▶ Directions for this task
Give the records again exactly. Pictures do not belong in the copy.

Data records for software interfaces

□ □ □ □ □ □ □

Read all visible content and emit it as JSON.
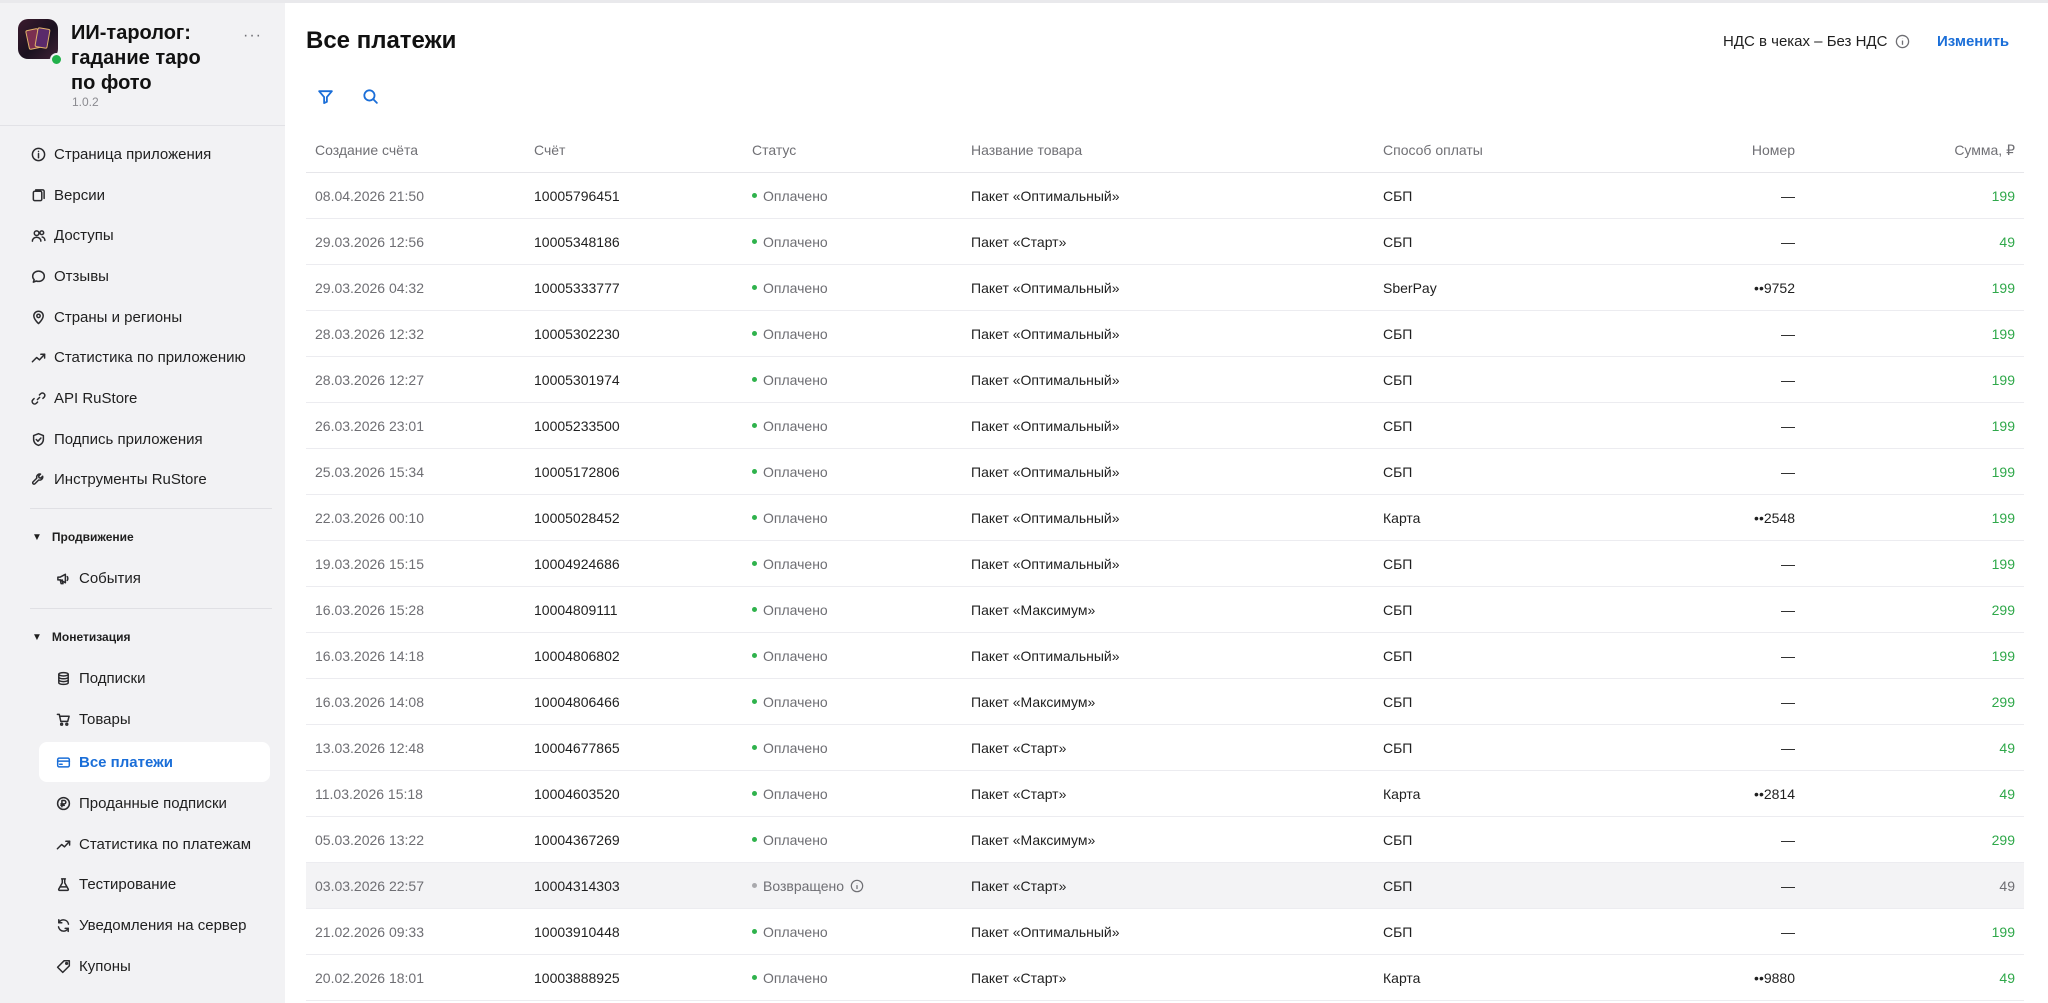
{
  "app": {
    "title": "ИИ-таролог: гадание таро по фото",
    "version": "1.0.2",
    "more": "···"
  },
  "sidebar": {
    "items": [
      {
        "label": "Страница приложения",
        "icon": "info-icon"
      },
      {
        "label": "Версии",
        "icon": "versions-icon"
      },
      {
        "label": "Доступы",
        "icon": "users-icon"
      },
      {
        "label": "Отзывы",
        "icon": "chat-bubble-icon"
      },
      {
        "label": "Страны и регионы",
        "icon": "location-pin-icon"
      },
      {
        "label": "Статистика по приложению",
        "icon": "trend-chart-icon"
      },
      {
        "label": "API RuStore",
        "icon": "link-icon"
      },
      {
        "label": "Подпись приложения",
        "icon": "shield-check-icon"
      },
      {
        "label": "Инструменты RuStore",
        "icon": "tools-icon"
      }
    ],
    "promotion": {
      "title": "Продвижение",
      "items": [
        {
          "label": "События",
          "icon": "megaphone-icon"
        }
      ]
    },
    "monetization": {
      "title": "Монетизация",
      "items": [
        {
          "label": "Подписки",
          "icon": "database-icon"
        },
        {
          "label": "Товары",
          "icon": "cart-icon"
        },
        {
          "label": "Все платежи",
          "icon": "credit-card-icon",
          "active": true
        },
        {
          "label": "Проданные подписки",
          "icon": "coin-icon"
        },
        {
          "label": "Статистика по платежам",
          "icon": "trend-chart-icon"
        },
        {
          "label": "Тестирование",
          "icon": "flask-icon"
        },
        {
          "label": "Уведомления на сервер",
          "icon": "refresh-bell-icon"
        },
        {
          "label": "Купоны",
          "icon": "tag-icon"
        }
      ]
    }
  },
  "header": {
    "title": "Все платежи",
    "vat_label": "НДС в чеках – Без НДС",
    "change_label": "Изменить"
  },
  "colors": {
    "accent": "#1a6ed8",
    "paid_green": "#2fa84a",
    "sidebar_bg": "#f2f2f4"
  },
  "table": {
    "headers": [
      "Создание счёта",
      "Счёт",
      "Статус",
      "Название товара",
      "Способ оплаты",
      "Номер",
      "Сумма, ₽"
    ],
    "rows": [
      {
        "date": "08.04.2026 21:50",
        "invoice": "10005796451",
        "status": "Оплачено",
        "product": "Пакет «Оптимальный»",
        "method": "СБП",
        "number": "—",
        "amount": "199"
      },
      {
        "date": "29.03.2026 12:56",
        "invoice": "10005348186",
        "status": "Оплачено",
        "product": "Пакет «Старт»",
        "method": "СБП",
        "number": "—",
        "amount": "49"
      },
      {
        "date": "29.03.2026 04:32",
        "invoice": "10005333777",
        "status": "Оплачено",
        "product": "Пакет «Оптимальный»",
        "method": "SberPay",
        "number": "••9752",
        "amount": "199"
      },
      {
        "date": "28.03.2026 12:32",
        "invoice": "10005302230",
        "status": "Оплачено",
        "product": "Пакет «Оптимальный»",
        "method": "СБП",
        "number": "—",
        "amount": "199"
      },
      {
        "date": "28.03.2026 12:27",
        "invoice": "10005301974",
        "status": "Оплачено",
        "product": "Пакет «Оптимальный»",
        "method": "СБП",
        "number": "—",
        "amount": "199"
      },
      {
        "date": "26.03.2026 23:01",
        "invoice": "10005233500",
        "status": "Оплачено",
        "product": "Пакет «Оптимальный»",
        "method": "СБП",
        "number": "—",
        "amount": "199"
      },
      {
        "date": "25.03.2026 15:34",
        "invoice": "10005172806",
        "status": "Оплачено",
        "product": "Пакет «Оптимальный»",
        "method": "СБП",
        "number": "—",
        "amount": "199"
      },
      {
        "date": "22.03.2026 00:10",
        "invoice": "10005028452",
        "status": "Оплачено",
        "product": "Пакет «Оптимальный»",
        "method": "Карта",
        "number": "••2548",
        "amount": "199"
      },
      {
        "date": "19.03.2026 15:15",
        "invoice": "10004924686",
        "status": "Оплачено",
        "product": "Пакет «Оптимальный»",
        "method": "СБП",
        "number": "—",
        "amount": "199"
      },
      {
        "date": "16.03.2026 15:28",
        "invoice": "10004809111",
        "status": "Оплачено",
        "product": "Пакет «Максимум»",
        "method": "СБП",
        "number": "—",
        "amount": "299"
      },
      {
        "date": "16.03.2026 14:18",
        "invoice": "10004806802",
        "status": "Оплачено",
        "product": "Пакет «Оптимальный»",
        "method": "СБП",
        "number": "—",
        "amount": "199"
      },
      {
        "date": "16.03.2026 14:08",
        "invoice": "10004806466",
        "status": "Оплачено",
        "product": "Пакет «Максимум»",
        "method": "СБП",
        "number": "—",
        "amount": "299"
      },
      {
        "date": "13.03.2026 12:48",
        "invoice": "10004677865",
        "status": "Оплачено",
        "product": "Пакет «Старт»",
        "method": "СБП",
        "number": "—",
        "amount": "49"
      },
      {
        "date": "11.03.2026 15:18",
        "invoice": "10004603520",
        "status": "Оплачено",
        "product": "Пакет «Старт»",
        "method": "Карта",
        "number": "••2814",
        "amount": "49"
      },
      {
        "date": "05.03.2026 13:22",
        "invoice": "10004367269",
        "status": "Оплачено",
        "product": "Пакет «Максимум»",
        "method": "СБП",
        "number": "—",
        "amount": "299"
      },
      {
        "date": "03.03.2026 22:57",
        "invoice": "10004314303",
        "status": "Возвращено",
        "product": "Пакет «Старт»",
        "method": "СБП",
        "number": "—",
        "amount": "49",
        "refunded": true
      },
      {
        "date": "21.02.2026 09:33",
        "invoice": "10003910448",
        "status": "Оплачено",
        "product": "Пакет «Оптимальный»",
        "method": "СБП",
        "number": "—",
        "amount": "199"
      },
      {
        "date": "20.02.2026 18:01",
        "invoice": "10003888925",
        "status": "Оплачено",
        "product": "Пакет «Старт»",
        "method": "Карта",
        "number": "••9880",
        "amount": "49"
      }
    ]
  }
}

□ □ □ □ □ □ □

▶ Your response
Read all visible content and emit it as JSON.
{
  "app": {
    "title": "ИИ-таролог: гадание таро по фото",
    "version": "1.0.2",
    "more": "···"
  },
  "sidebar": {
    "items": [
      {
        "label": "Страница приложения",
        "icon": "info-icon"
      },
      {
        "label": "Версии",
        "icon": "versions-icon"
      },
      {
        "label": "Доступы",
        "icon": "users-icon"
      },
      {
        "label": "Отзывы",
        "icon": "chat-bubble-icon"
      },
      {
        "label": "Страны и регионы",
        "icon": "location-pin-icon"
      },
      {
        "label": "Статистика по приложению",
        "icon": "trend-chart-icon"
      },
      {
        "label": "API RuStore",
        "icon": "link-icon"
      },
      {
        "label": "Подпись приложения",
        "icon": "shield-check-icon"
      },
      {
        "label": "Инструменты RuStore",
        "icon": "tools-icon"
      }
    ],
    "promotion": {
      "title": "Продвижение",
      "items": [
        {
          "label": "События",
          "icon": "megaphone-icon"
        }
      ]
    },
    "monetization": {
      "title": "Монетизация",
      "items": [
        {
          "label": "Подписки",
          "icon": "database-icon"
        },
        {
          "label": "Товары",
          "icon": "cart-icon"
        },
        {
          "label": "Все платежи",
          "icon": "credit-card-icon",
          "active": true
        },
        {
          "label": "Проданные подписки",
          "icon": "coin-icon"
        },
        {
          "label": "Статистика по платежам",
          "icon": "trend-chart-icon"
        },
        {
          "label": "Тестирование",
          "icon": "flask-icon"
        },
        {
          "label": "Уведомления на сервер",
          "icon": "refresh-bell-icon"
        },
        {
          "label": "Купоны",
          "icon": "tag-icon"
        }
      ]
    }
  },
  "header": {
    "title": "Все платежи",
    "vat_label": "НДС в чеках – Без НДС",
    "change_label": "Изменить"
  },
  "colors": {
    "accent": "#1a6ed8",
    "paid_green": "#2fa84a",
    "sidebar_bg": "#f2f2f4"
  },
  "table": {
    "headers": [
      "Создание счёта",
      "Счёт",
      "Статус",
      "Название товара",
      "Способ оплаты",
      "Номер",
      "Сумма, ₽"
    ],
    "rows": [
      {
        "date": "08.04.2026 21:50",
        "invoice": "10005796451",
        "status": "Оплачено",
        "product": "Пакет «Оптимальный»",
        "method": "СБП",
        "number": "—",
        "amount": "199"
      },
      {
        "date": "29.03.2026 12:56",
        "invoice": "10005348186",
        "status": "Оплачено",
        "product": "Пакет «Старт»",
        "method": "СБП",
        "number": "—",
        "amount": "49"
      },
      {
        "date": "29.03.2026 04:32",
        "invoice": "10005333777",
        "status": "Оплачено",
        "product": "Пакет «Оптимальный»",
        "method": "SberPay",
        "number": "••9752",
        "amount": "199"
      },
      {
        "date": "28.03.2026 12:32",
        "invoice": "10005302230",
        "status": "Оплачено",
        "product": "Пакет «Оптимальный»",
        "method": "СБП",
        "number": "—",
        "amount": "199"
      },
      {
        "date": "28.03.2026 12:27",
        "invoice": "10005301974",
        "status": "Оплачено",
        "product": "Пакет «Оптимальный»",
        "method": "СБП",
        "number": "—",
        "amount": "199"
      },
      {
        "date": "26.03.2026 23:01",
        "invoice": "10005233500",
        "status": "Оплачено",
        "product": "Пакет «Оптимальный»",
        "method": "СБП",
        "number": "—",
        "amount": "199"
      },
      {
        "date": "25.03.2026 15:34",
        "invoice": "10005172806",
        "status": "Оплачено",
        "product": "Пакет «Оптимальный»",
        "method": "СБП",
        "number": "—",
        "amount": "199"
      },
      {
        "date": "22.03.2026 00:10",
        "invoice": "10005028452",
        "status": "Оплачено",
        "product": "Пакет «Оптимальный»",
        "method": "Карта",
        "number": "••2548",
        "amount": "199"
      },
      {
        "date": "19.03.2026 15:15",
        "invoice": "10004924686",
        "status": "Оплачено",
        "product": "Пакет «Оптимальный»",
        "method": "СБП",
        "number": "—",
        "amount": "199"
      },
      {
        "date": "16.03.2026 15:28",
        "invoice": "10004809111",
        "status": "Оплачено",
        "product": "Пакет «Максимум»",
        "method": "СБП",
        "number": "—",
        "amount": "299"
      },
      {
        "date": "16.03.2026 14:18",
        "invoice": "10004806802",
        "status": "Оплачено",
        "product": "Пакет «Оптимальный»",
        "method": "СБП",
        "number": "—",
        "amount": "199"
      },
      {
        "date": "16.03.2026 14:08",
        "invoice": "10004806466",
        "status": "Оплачено",
        "product": "Пакет «Максимум»",
        "method": "СБП",
        "number": "—",
        "amount": "299"
      },
      {
        "date": "13.03.2026 12:48",
        "invoice": "10004677865",
        "status": "Оплачено",
        "product": "Пакет «Старт»",
        "method": "СБП",
        "number": "—",
        "amount": "49"
      },
      {
        "date": "11.03.2026 15:18",
        "invoice": "10004603520",
        "status": "Оплачено",
        "product": "Пакет «Старт»",
        "method": "Карта",
        "number": "••2814",
        "amount": "49"
      },
      {
        "date": "05.03.2026 13:22",
        "invoice": "10004367269",
        "status": "Оплачено",
        "product": "Пакет «Максимум»",
        "method": "СБП",
        "number": "—",
        "amount": "299"
      },
      {
        "date": "03.03.2026 22:57",
        "invoice": "10004314303",
        "status": "Возвращено",
        "product": "Пакет «Старт»",
        "method": "СБП",
        "number": "—",
        "amount": "49",
        "refunded": true
      },
      {
        "date": "21.02.2026 09:33",
        "invoice": "10003910448",
        "status": "Оплачено",
        "product": "Пакет «Оптимальный»",
        "method": "СБП",
        "number": "—",
        "amount": "199"
      },
      {
        "date": "20.02.2026 18:01",
        "invoice": "10003888925",
        "status": "Оплачено",
        "product": "Пакет «Старт»",
        "method": "Карта",
        "number": "••9880",
        "amount": "49"
      }
    ]
  }
}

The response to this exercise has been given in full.